[Data records for software interfaces]
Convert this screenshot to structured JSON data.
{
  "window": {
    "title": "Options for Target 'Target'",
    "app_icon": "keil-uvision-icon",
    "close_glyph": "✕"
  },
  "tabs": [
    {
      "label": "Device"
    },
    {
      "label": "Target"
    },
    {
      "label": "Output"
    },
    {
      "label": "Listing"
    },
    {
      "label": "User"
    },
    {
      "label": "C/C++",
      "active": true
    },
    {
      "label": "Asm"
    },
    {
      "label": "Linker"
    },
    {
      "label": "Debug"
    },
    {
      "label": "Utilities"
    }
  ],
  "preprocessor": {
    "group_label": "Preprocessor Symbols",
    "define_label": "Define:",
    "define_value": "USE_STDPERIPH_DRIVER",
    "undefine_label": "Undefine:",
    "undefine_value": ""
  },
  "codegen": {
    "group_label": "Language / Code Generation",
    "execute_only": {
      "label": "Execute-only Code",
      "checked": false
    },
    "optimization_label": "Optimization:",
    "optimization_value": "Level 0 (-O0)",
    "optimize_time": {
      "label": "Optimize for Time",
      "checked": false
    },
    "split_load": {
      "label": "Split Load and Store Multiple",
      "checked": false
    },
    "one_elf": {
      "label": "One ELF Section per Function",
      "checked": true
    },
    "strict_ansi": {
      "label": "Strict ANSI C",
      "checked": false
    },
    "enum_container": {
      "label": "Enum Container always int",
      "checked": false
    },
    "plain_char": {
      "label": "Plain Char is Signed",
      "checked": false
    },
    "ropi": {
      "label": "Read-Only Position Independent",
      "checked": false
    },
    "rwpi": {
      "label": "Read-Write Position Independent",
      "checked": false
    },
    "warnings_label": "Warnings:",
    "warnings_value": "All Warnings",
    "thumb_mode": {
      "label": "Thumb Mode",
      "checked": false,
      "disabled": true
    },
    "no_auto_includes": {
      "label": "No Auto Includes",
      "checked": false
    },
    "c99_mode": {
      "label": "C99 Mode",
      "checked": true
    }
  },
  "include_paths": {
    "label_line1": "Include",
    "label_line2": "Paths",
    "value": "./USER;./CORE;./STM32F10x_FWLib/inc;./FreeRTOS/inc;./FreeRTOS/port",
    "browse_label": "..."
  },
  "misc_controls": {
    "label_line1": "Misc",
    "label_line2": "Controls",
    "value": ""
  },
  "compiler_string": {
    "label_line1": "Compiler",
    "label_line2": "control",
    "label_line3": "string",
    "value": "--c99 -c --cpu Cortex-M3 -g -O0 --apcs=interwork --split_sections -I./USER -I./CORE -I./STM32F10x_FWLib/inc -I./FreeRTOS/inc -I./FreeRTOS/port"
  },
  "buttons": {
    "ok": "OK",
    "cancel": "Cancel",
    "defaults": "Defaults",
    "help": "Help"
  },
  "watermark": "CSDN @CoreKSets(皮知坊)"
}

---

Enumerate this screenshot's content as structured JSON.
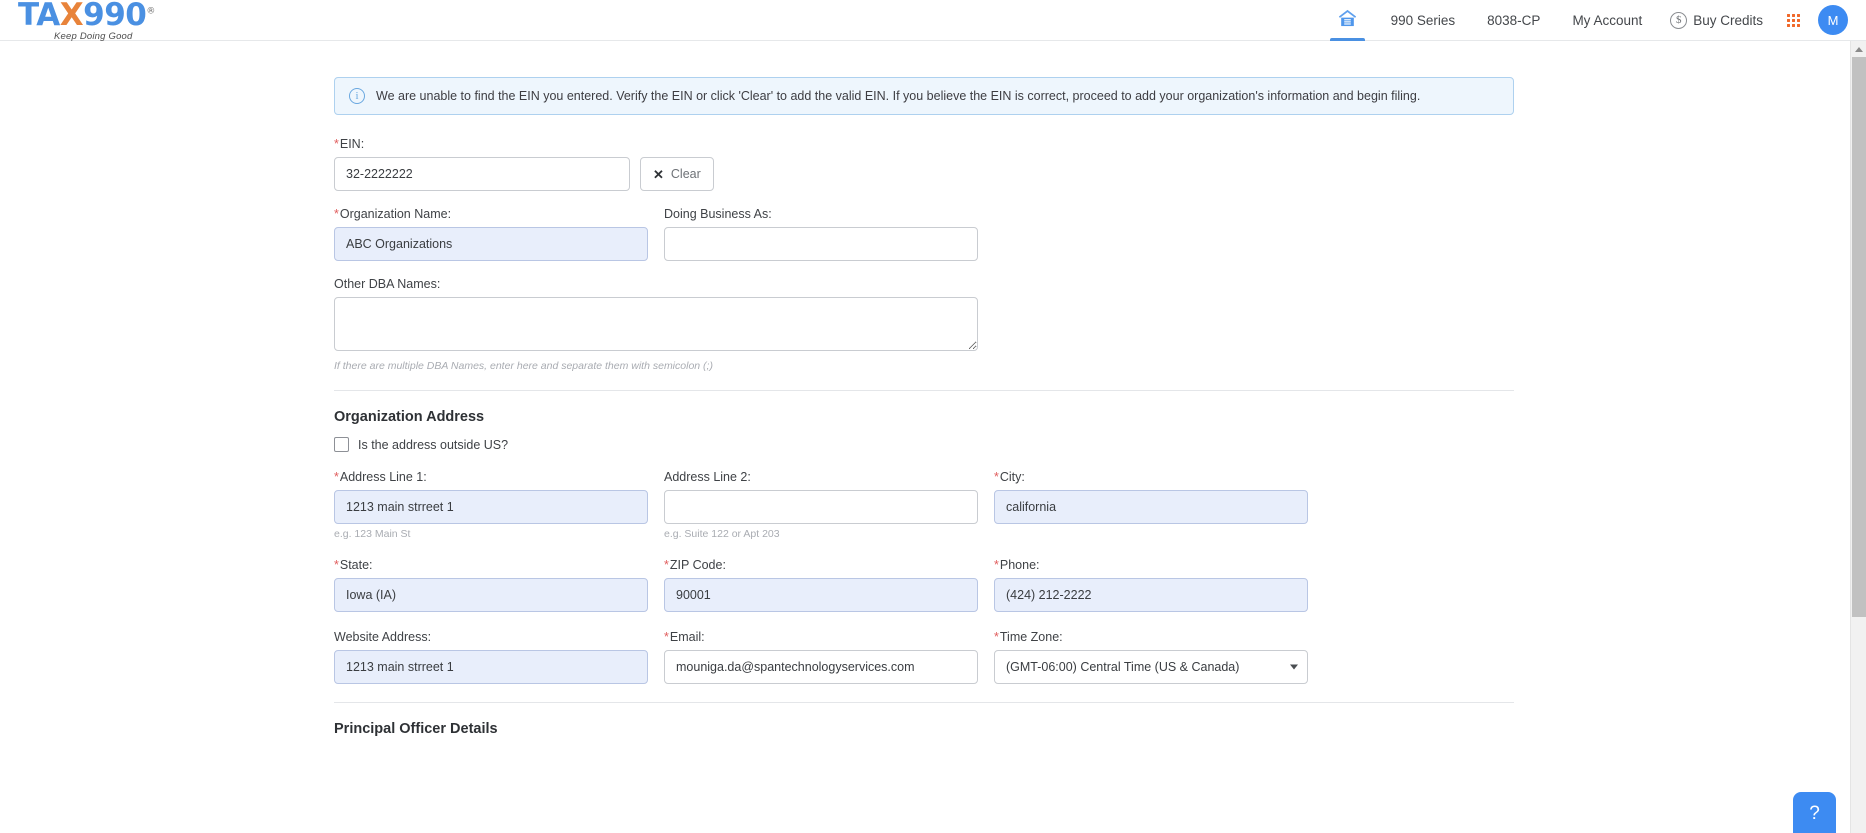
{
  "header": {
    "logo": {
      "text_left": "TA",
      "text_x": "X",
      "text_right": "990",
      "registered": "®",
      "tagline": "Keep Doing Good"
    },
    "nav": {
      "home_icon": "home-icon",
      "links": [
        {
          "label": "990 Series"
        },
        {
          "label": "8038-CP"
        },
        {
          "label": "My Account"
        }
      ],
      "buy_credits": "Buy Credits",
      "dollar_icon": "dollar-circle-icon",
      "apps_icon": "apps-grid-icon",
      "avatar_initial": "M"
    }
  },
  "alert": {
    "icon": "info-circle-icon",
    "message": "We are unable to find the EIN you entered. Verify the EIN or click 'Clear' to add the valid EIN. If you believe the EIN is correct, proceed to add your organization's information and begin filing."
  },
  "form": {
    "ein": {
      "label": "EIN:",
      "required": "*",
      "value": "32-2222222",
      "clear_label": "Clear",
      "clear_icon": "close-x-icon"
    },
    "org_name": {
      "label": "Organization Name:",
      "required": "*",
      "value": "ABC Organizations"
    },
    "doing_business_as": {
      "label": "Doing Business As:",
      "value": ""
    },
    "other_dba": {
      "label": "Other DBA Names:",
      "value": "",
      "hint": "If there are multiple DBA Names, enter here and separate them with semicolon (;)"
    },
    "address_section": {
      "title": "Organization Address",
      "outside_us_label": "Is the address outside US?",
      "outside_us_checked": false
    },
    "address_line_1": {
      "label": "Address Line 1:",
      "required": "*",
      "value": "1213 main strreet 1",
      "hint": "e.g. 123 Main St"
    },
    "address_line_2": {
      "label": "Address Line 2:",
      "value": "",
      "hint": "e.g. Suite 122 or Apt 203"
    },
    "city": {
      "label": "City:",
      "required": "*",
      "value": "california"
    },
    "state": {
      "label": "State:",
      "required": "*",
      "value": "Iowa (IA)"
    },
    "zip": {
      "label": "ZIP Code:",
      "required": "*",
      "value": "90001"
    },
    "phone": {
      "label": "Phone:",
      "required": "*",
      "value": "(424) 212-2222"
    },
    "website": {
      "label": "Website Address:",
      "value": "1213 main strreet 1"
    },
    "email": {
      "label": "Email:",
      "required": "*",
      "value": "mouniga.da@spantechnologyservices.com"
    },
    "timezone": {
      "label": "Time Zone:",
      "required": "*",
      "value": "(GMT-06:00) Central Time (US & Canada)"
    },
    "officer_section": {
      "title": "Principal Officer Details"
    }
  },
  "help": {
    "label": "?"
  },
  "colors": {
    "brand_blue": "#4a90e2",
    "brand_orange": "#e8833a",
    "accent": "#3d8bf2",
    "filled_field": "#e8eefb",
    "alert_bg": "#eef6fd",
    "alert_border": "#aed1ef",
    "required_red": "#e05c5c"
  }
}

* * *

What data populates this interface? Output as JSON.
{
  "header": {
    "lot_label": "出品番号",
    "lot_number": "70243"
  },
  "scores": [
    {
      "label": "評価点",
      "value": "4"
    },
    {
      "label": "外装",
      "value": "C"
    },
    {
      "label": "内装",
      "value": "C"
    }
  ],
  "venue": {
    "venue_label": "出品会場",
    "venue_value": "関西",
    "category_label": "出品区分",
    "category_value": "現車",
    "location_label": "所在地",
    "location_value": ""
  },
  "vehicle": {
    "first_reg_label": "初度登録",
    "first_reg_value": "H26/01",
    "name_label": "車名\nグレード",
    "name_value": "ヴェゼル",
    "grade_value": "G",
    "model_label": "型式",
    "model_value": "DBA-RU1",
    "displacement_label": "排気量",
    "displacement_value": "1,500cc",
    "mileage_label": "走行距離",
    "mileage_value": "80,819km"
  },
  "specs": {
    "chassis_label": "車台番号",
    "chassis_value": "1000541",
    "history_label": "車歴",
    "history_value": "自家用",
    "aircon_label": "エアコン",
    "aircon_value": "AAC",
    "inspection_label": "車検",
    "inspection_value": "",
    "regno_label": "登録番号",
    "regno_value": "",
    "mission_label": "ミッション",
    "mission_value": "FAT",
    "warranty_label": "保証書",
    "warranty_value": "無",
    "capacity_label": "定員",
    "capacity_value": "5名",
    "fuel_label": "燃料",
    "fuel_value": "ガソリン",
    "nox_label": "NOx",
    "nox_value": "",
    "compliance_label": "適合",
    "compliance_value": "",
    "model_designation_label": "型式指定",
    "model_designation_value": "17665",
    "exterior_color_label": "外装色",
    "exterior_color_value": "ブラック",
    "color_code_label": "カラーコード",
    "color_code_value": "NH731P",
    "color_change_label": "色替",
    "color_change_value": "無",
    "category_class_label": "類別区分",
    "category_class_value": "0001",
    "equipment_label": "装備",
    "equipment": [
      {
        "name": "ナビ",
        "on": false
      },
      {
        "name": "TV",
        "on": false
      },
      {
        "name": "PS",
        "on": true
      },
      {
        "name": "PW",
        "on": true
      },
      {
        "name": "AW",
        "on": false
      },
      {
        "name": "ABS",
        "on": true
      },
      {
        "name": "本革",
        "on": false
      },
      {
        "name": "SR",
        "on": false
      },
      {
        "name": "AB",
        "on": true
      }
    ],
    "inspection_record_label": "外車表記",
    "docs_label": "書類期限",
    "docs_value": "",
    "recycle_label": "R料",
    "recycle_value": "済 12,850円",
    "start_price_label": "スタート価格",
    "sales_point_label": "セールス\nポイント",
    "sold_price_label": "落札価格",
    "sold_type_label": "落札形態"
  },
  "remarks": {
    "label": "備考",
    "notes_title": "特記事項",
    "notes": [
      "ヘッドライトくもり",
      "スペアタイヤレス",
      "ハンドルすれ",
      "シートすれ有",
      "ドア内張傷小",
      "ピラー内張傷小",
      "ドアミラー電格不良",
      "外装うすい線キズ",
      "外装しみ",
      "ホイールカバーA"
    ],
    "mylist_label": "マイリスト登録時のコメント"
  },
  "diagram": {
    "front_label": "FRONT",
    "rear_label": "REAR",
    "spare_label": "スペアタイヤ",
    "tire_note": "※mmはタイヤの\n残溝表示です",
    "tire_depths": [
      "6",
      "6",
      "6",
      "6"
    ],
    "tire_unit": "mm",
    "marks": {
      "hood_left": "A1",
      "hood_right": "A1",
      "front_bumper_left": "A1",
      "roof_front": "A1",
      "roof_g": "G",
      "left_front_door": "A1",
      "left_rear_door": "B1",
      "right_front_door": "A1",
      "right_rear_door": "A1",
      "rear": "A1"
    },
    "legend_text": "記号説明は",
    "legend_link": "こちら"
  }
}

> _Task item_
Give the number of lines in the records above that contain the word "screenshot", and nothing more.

> _Answer box_
2